DT: The debate of three years on the role of social media in social change was settled with one word: Tunisia. This was followed by other words:  Bahrain, Libya, Egypt and so on.  It turns out the Internet drops transaction and collaboration costs not just in business or government but also in dissent, rebellion, and even insurrections.

The Tunisian unrest wasn’t caused by social media but by injustice.  It wasn’t created by social media but by a new generation of young people.   But the media was instrumental and continues to be.

AC:  Despite the recent wave of extreme weather events and record amount of CO2 in the atmosphere, we can’t, in the U.S. at least, seem to make any meaningful progress on climate change…

DT:  Nation-states seem to be the wrong size for solving this problem, because we end up with a common denominator that is going to be far below what is required to address this situation.  But if you look at the ten types of global solution networks there are initiatives in each type of network to help solve this problem.  Knowledge networks are developing knowledge about carbon. Policy networks are coming up with new approaches to tax credits and pricing carbon.  There are watchdog networks that are tracking the evolution of global warming.  There are networked institutions that meet about this topic.  There are advocacy groups like the Alliance for Climate Protection that are lobbying governments to change.  Ultimately on this issue it will require states to become involved and bring about meaningful change, because pricing carbon can only be done by governments.  States left to their own devices will not do what is required to go forward on this issue.

AC: Your research seeks to identify success factors in these networks and what makes them tick – any early insights you can share?

DT: Many of these networks have common characteristics that lead to their effectiveness.  They are able to build large-scale collaborations; they are transparent and open.  They are able to engage multiple stakeholders and use creative ways of funding.  And they are able to interact effectively with traditional states, corporations and state-based institutions.

AC: Are there challenges with these networks?

DT: Every network needs to find a way to be legitimate.  You can say what you like about the UN, but at least there is a process there whereby they can make the case that they are legitimate representatives of the world’s people.  What does one say about these networks that weren’t elected by anyone? They are networks of the willing and committed. If they are effective that makes it easier for them to claim they are legitimate. Legitimacy can also be bolstered by a clear mission and goals, so that success can be measured.  It can be advanced by having transparency, open dialogue and by being inclusive of key stakeholders.  These people feel a sense of ownership of the network. They also abide by their commitments, and so on.

AC: So will traditional nation-states and global institutions become obsolete? Or will they adapt?

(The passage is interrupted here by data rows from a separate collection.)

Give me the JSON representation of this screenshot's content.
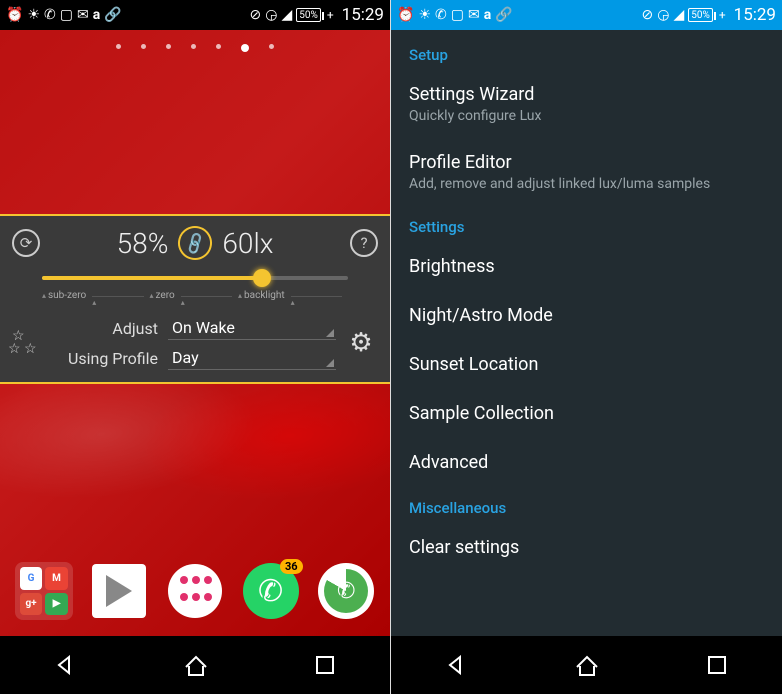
{
  "status": {
    "battery": "50%",
    "time": "15:29"
  },
  "left": {
    "wallpaper_pages": 7,
    "active_page_index": 5,
    "lux": {
      "brightness_pct": "58%",
      "lux_value": "60lx",
      "slider_pct": 72,
      "tick_labels": [
        "sub-zero",
        "zero",
        "backlight"
      ],
      "adjust_label": "Adjust",
      "adjust_value": "On Wake",
      "profile_label": "Using Profile",
      "profile_value": "Day"
    },
    "dock": {
      "whatsapp_badge": "36"
    }
  },
  "right": {
    "sections": [
      {
        "header": "Setup",
        "items": [
          {
            "title": "Settings Wizard",
            "sub": "Quickly configure Lux"
          },
          {
            "title": "Profile Editor",
            "sub": "Add, remove and adjust linked lux/luma samples"
          }
        ]
      },
      {
        "header": "Settings",
        "items": [
          {
            "title": "Brightness"
          },
          {
            "title": "Night/Astro Mode"
          },
          {
            "title": "Sunset Location"
          },
          {
            "title": "Sample Collection"
          },
          {
            "title": "Advanced"
          }
        ]
      },
      {
        "header": "Miscellaneous",
        "items": [
          {
            "title": "Clear settings"
          }
        ]
      }
    ]
  }
}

DT: Nation-states are not going to go away, certainly not in my lifetime. They have the power to tax and a monopoly over military force and the ability to legally coerce people and a culture of nationalism among citizens.  But cities are becoming a more dominant political force, and I can see a time where a disintermediation of the nation-state begins, where global structures and networks are key on the one hand, and where local urban cities and communities are important on the other.


Amy Cortese is an award-winning journalist and the author of Locavesting (Wiley, 2011), about the local investing movement and its potential to rebuild the economy, one community at a time. Her coverage of business, technology and social/environmental issues has appeared in Business Week, The New York Times, The New York Times Magazine, Mother Jones, Plenty, Wired, The Daily Beast, and many other publications. Used with the permission of ‘The Network, Cisco’s Technology News Site.’